A clinic located on Jalan Kalianget No. 3 in Kuta is focused on serving the gay community with general healthcare, laboratory testing and HIV counseling. Funded by individual and institutional donations, the clinic is supervised by Dr. DN Wirawan.
Another clinic, the Kerthi Praja Health Center located in Sesetan, South Denpasar seeks to serve transvestites and sex workers from the Sanur, Nusa Dua and Benoa Harbor areas.
Dr. Wirawan said that one high-risk group that remains outside the reach of community health care initiatives are the customers of commercial sex workers who are seen as a major source of new HIV infections. Less than 30% of the estimated 80,000 customers of commercial sex workers in Bali have been touched by free condoms programs and basic health education.
Efforts, however, to educate sex-workers have been more successful. An estimated 90% of Bali’s sex workers have received counseling and education on safe sex practices. Some 6,000 sex workers have also received medical treatment from ongoing community health projects.
Surprisingly, HIV/AIDS activists blame frequent raids by police and local officials on prostitution centers as having had a negative effect of reducing the effectiveness of public health education and outreach programs by driving sex workers underground.
Bali has five medical centers dedicated to serving intravenous drug users. These centers provide addiction therapy, HIV counseling, Methadone therapy and HIV testing. Officials claim the easier access to healthcare for intravenous drug users has managed to dramatically reduce the number of new HIV infections linkes to drug use.
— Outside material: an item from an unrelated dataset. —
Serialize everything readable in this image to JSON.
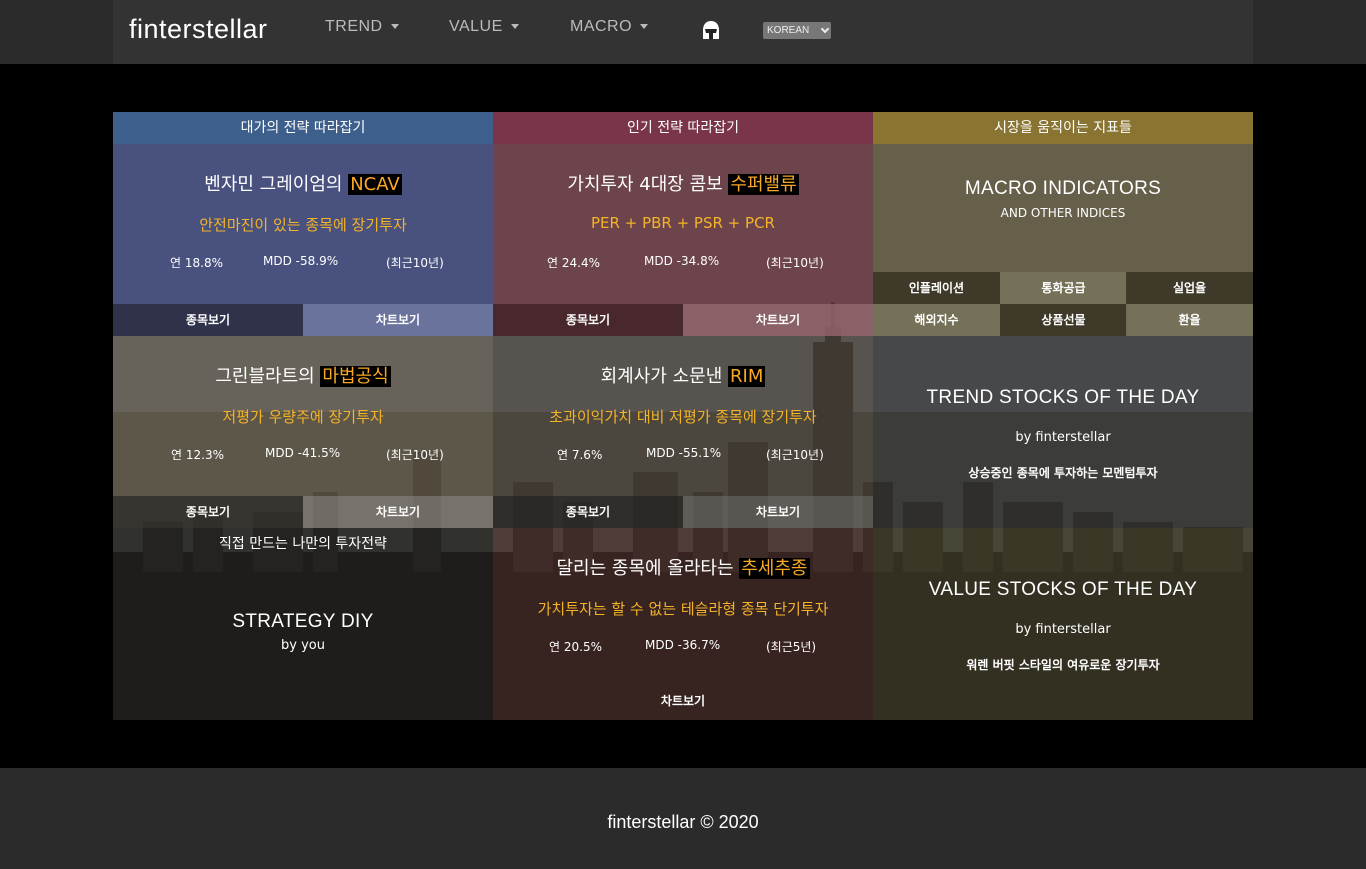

But, while cases of HIV among homosexuals
and drug users in Bali are on the decline, cases among heterosexuals have increased 74%.